Regardless of the social platform, every hashtag you use should have a job, and you should know what that job is before you hit "post."
7 Ways to Use a Hashtag:
To Find New Fans.
Your audience clicks on a hashtag for one simple reason: to find more content related to what they've just seen. If you want to be there when they search, it's time to get familiar with the pound sign. That means using your own custom tags to serve up brand-specific collections of posts (think #BobsAwesomeCoffee), and putting some SEO-like strategies in place (think #BrooklynCoffeeShop or #FortGreene) to make sure your posts - and your fans' posts-show up when someone gets curious and clicks.
To Rally Support.
If there's one thing social media users love, it's showing their support for a cause. When big-box brand Target teamed up with do-good organization FeedUSA, shoppers were more than happy to tell everyone in their social network that the cute #FEEDusa water bottle they snagged at @Target helped to provide meals - 10 million, in fact-to America's poor. Win/ Win/ Big Win.
To Promote the Now.
From conference attendees tweeting your brilliant quotes to fans snapping selfies in front of your fab food truck at a street festival-- if they're participating in your event, they're probably posting about it already. Establish and promote a hashtag for them to use and you'll create three things: real-time coverage of your event, a collective record of the experience, and an instant promotion targeted to your customer's nearest and dearest.
To Measure ROI.
When you make your own hashtag, you create a channel that's all yours to measure. Sites like hashtracking.com and HootSuite can show your tag's reach and impressions in just a few clicks. And even though hashtags have more limited potential on Facebook due to the platform's privacy options, it also brings a new layer to social media ROI- it's the only one with ad space. While your hashtag's clicks might not travel as many social circles, you do have the ability to target your ads to followers of specific hashtags. It doesn't get much more targeted than that in social media (at least not yet).
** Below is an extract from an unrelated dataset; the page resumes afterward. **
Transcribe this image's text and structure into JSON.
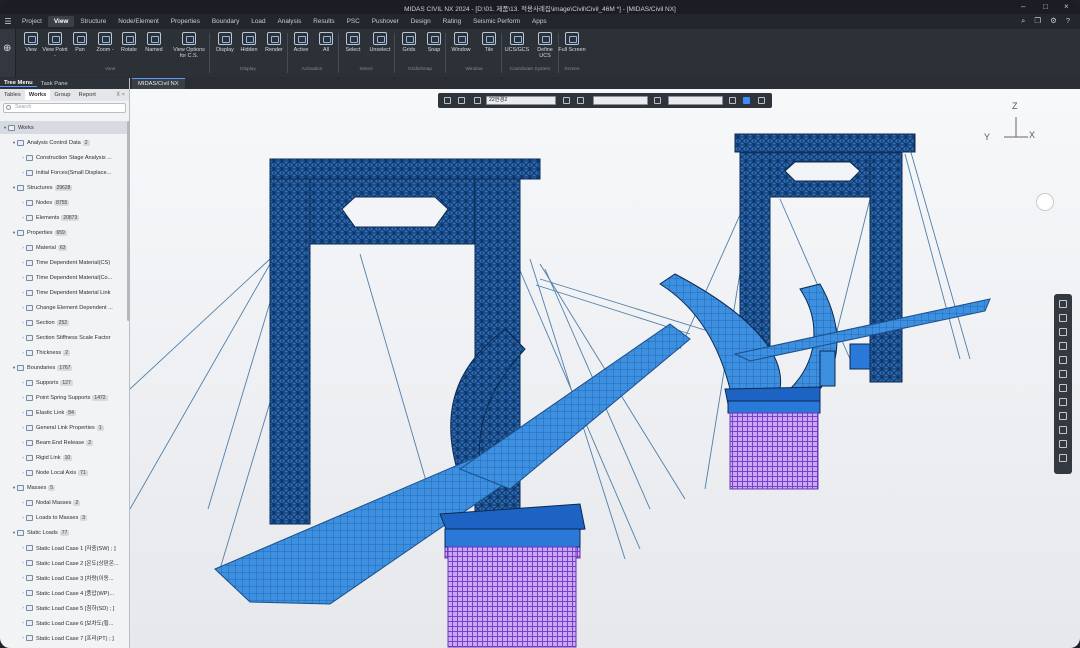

To Listen Up/ Listen In.
Brands know that social media gives us unprecedented access to consumer thought, behavior and trends. Hashtags only enhance that passive listening toolbox, letting us get ultra-specific when we're gauging our audience's reactions to a particular subject or promotion. And to go a step further, brands can be active listeners, too-soliciting ideas, opinions and general sentiment on all kinds of issues from its consumer base. (Just be prepared to take the good with the bad).
To Put Your Fans to Work.
What do people love? Posting stuff. What do brands love? Consumer engagement. Put the two together with a pound sign and you've got a global street team ready to build content for you. Starbucks did it recently with its #strawsome campaign, soliciting images of its customers' icy beverages and creative straw constructions. The result? A clever summer promotion, tons of user generated buzz, and lots of cold, sweet caffienation.
The bottom line: If you add a hashtag to your post and you're not sure why you need it, chances are you don't. Start over, do a little casual research, and find or create one that can make good things happen for your brand.
Follow Tim McMullen on Twitter